The vehicle landed about two kilometers from tall cliffs at the base of an ancient river delta carved into the corner of the crater billions of years ago, when Mars was warmer, wetter and presumably hospitable to life. Scientists say the site is ideal for pursuing Perseverance’s primary objective – searching for fossilized traces of microbial life preserved in sediments believed to have been deposited around the delta and the long-vanished lake it once fed. Samples of rock drilled from the Martian soil are to be stored on the surface for eventual retrieval and delivery to Earth by two future robotic missions to the Red Planet, as early as 2031.
Another colour photo captured moments after the rover’s arrival, shows a rocky expanse of terrain around the landing site and what appear to be the delta cliffs in the distance. One of Perseverance’s tasks before embarking on its search for signs of microbial life will be to deploy a miniature helicopter it carried to Mars for an unprecedented extraterrestrial test flight. Because it takes radio waves 11 minutes to travel from Mars to Earth, the SUV-sized rover had already reached Martian soil by the time its arrival was confirmed by signals relayed to Earth from one of several satellites orbiting Mars.
The landing represented the riskiest part of two-year, $2.7 billion endeavour whose primary aim is to search for possible fossilized signs of microbes that may have flourished on Mars some 3 billion years ago, when the fourth planet from the sun was warmer, wetter and potentially hospitable to life. Scientists hope to find bio-signatures embedded in samples of ancient sediments that Perseverance is designed to extract from Martian rock for future analysis back on Earth – the first such specimens ever collected by humankind from another planet. Two subsequent Mars missions are planned to retrieve the samples and return them to NASA in the next decade.

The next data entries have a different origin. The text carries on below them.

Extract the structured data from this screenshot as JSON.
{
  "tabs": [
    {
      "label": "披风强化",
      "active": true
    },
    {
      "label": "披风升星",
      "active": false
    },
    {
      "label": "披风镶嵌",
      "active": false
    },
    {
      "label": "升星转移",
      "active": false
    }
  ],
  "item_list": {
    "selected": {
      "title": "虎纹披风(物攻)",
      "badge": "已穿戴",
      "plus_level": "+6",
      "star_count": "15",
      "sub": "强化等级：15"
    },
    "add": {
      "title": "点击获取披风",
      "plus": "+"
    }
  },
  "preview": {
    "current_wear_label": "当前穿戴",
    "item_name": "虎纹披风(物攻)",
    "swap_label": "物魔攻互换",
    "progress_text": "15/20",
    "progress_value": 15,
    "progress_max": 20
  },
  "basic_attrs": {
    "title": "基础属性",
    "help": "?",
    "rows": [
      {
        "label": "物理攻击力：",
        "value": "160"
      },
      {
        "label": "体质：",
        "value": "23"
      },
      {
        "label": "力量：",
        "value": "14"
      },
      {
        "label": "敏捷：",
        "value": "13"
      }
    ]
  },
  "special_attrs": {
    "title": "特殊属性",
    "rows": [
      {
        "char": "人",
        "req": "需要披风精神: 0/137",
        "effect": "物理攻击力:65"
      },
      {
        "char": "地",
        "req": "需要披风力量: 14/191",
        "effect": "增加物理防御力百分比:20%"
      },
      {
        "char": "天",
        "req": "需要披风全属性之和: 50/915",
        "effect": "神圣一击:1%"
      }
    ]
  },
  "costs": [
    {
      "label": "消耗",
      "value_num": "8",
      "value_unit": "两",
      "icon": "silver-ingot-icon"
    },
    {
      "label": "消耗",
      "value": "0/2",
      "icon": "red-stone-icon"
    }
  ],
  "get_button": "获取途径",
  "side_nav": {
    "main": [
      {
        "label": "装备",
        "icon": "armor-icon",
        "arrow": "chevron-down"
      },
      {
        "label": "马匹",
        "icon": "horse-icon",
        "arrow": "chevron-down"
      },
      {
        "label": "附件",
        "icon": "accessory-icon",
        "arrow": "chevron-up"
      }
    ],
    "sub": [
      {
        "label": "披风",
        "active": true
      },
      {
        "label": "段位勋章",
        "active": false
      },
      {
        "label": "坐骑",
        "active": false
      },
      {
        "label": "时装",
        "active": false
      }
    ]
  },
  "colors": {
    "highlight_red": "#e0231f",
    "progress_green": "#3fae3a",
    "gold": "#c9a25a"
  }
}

NASA scientists have described Perseverance as the most ambitious of nearly 20 US missions to Mars dating back to the Mariner spacecraft’s 1965 fly-by. Larger and packed with more instruments than the four Mars rovers preceding it, Perseverance is set to build on previous findings that liquid water once flowed on the Martian surface and that carbon and other minerals altered by water and considered precursors to the evolution of life were present. Perseverance’s payload also includes demonstration projects that could help pave the way for eventual human exploration of Mars, including a device to convert the carbon dioxide in the Martian atmosphere into pure oxygen.
The box-shaped tool, the first built to extract a natural resource of direct use to humans from an extraterrestrial environment, could prove invaluable for future human life support on Mars and for producing rocket propellant to fly astronauts home. Another experimental prototype carried by Perseverance is a miniature helicopter designed to test the first powered, controlled flight of an aircraft on another planet. If successful, the 4-pound (1.8-kg) helicopter could lead to low-altitude aerial surveillance of distant worlds.
The multi-stage spacecraft carrying the rover soared into the top of Martian atmosphere at nearly 16 times the speed of sound on Earth, angled to produce aerodynamic lift while jet thrusters adjusted its trajectory. A jarring, supersonic parachute inflation further slowed the descent, giving way to deployment of a rocket-powered “sky crane” vehicle that flew to a safe landing spot, lowered the rover on tethers, then flew off to crash a safe distance away. Perseverance’s immediate predecessor, the rover Curiosity, landed in 2012 and remains in operation, as does the stationary Lander InSight, which arrived in 2018 to study the deep interior of Mars. TW